WHAT YOU WILL DO => Scan the lines below for the word "orders". Copy each line you find it in.

[Dataset rows for apps and sites]
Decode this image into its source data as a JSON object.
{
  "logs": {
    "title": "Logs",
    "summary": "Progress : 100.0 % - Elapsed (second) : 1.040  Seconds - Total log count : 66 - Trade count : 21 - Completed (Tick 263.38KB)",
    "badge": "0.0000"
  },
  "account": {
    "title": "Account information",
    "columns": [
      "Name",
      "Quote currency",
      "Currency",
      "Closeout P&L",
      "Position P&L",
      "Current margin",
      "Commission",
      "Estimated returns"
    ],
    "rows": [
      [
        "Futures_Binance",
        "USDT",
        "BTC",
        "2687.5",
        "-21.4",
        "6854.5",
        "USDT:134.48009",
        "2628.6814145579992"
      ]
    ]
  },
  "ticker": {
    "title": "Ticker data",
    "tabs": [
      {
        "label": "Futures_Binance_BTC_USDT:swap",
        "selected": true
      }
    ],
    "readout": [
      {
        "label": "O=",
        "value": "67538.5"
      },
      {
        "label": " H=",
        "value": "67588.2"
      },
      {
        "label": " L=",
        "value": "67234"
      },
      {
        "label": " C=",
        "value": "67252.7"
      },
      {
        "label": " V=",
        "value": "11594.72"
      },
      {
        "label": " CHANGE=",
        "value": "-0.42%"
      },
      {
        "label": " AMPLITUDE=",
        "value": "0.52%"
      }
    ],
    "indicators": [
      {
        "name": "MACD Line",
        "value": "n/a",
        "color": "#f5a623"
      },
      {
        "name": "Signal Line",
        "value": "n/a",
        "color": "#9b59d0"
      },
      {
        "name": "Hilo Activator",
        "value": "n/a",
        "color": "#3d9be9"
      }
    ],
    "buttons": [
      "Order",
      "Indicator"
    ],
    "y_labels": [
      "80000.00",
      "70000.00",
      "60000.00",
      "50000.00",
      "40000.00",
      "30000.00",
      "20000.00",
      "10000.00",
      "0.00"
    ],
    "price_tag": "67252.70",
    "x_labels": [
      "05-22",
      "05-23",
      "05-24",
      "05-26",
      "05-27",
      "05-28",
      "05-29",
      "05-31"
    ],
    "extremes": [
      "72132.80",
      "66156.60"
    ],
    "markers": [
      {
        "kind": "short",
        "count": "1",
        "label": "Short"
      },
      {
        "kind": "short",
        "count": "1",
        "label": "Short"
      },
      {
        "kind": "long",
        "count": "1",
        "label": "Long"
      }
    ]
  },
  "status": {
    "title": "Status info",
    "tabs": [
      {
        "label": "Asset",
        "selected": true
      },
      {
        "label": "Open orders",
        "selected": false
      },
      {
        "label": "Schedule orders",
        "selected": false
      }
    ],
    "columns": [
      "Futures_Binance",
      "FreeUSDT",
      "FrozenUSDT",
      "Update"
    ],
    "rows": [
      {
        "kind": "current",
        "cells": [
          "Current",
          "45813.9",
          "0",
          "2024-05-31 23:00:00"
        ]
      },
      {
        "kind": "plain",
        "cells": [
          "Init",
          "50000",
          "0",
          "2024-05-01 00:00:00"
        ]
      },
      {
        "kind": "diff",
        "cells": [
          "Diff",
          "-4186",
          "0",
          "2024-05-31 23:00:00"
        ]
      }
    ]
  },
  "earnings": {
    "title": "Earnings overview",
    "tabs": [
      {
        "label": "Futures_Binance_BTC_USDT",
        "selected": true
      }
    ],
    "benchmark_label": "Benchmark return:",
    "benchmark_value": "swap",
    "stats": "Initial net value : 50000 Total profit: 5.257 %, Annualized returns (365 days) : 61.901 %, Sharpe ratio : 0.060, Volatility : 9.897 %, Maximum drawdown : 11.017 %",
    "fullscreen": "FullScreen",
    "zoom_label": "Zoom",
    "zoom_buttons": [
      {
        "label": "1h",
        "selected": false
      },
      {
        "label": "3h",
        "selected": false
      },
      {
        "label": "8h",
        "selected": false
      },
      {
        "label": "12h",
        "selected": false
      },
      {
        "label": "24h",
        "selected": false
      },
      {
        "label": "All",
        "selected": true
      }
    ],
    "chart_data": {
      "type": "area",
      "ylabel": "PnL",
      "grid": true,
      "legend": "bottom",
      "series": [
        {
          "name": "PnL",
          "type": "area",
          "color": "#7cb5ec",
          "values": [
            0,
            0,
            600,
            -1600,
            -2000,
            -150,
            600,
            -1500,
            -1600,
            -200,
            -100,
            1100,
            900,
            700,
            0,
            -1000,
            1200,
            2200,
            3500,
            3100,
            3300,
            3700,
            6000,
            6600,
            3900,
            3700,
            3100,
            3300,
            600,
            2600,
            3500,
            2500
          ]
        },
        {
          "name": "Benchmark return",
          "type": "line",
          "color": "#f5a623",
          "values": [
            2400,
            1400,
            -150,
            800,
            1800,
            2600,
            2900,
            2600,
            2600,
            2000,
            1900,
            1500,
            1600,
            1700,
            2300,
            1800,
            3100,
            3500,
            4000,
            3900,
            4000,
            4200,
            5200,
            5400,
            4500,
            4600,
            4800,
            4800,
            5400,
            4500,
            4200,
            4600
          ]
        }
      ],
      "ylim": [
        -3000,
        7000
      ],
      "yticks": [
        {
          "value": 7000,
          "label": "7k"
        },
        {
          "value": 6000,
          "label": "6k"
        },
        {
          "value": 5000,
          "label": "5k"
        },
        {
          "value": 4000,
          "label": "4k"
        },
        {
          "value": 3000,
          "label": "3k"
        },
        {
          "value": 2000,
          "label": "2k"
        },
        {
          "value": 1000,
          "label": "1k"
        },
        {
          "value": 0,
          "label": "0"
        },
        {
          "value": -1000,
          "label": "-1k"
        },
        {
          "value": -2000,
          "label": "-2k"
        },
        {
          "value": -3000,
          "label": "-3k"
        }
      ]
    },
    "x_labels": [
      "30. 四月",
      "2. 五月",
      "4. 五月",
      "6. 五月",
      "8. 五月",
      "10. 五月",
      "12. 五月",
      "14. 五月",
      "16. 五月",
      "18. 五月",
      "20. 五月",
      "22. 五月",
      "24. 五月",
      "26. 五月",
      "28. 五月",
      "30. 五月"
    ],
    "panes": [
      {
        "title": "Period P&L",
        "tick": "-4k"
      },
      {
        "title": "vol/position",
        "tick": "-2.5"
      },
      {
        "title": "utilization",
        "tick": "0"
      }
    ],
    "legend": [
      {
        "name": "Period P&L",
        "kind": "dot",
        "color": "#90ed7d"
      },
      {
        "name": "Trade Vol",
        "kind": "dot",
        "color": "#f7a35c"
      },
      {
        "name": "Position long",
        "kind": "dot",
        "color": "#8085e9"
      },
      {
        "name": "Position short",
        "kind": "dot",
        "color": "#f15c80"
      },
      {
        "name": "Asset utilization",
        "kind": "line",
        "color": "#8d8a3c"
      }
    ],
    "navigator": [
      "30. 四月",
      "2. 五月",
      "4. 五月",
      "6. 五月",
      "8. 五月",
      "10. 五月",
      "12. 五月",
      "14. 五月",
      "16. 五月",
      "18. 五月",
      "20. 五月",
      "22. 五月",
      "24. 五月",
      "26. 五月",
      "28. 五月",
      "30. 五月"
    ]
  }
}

ANSWER SPACE =>
        "label": "Open orders",
        "label": "Schedule orders",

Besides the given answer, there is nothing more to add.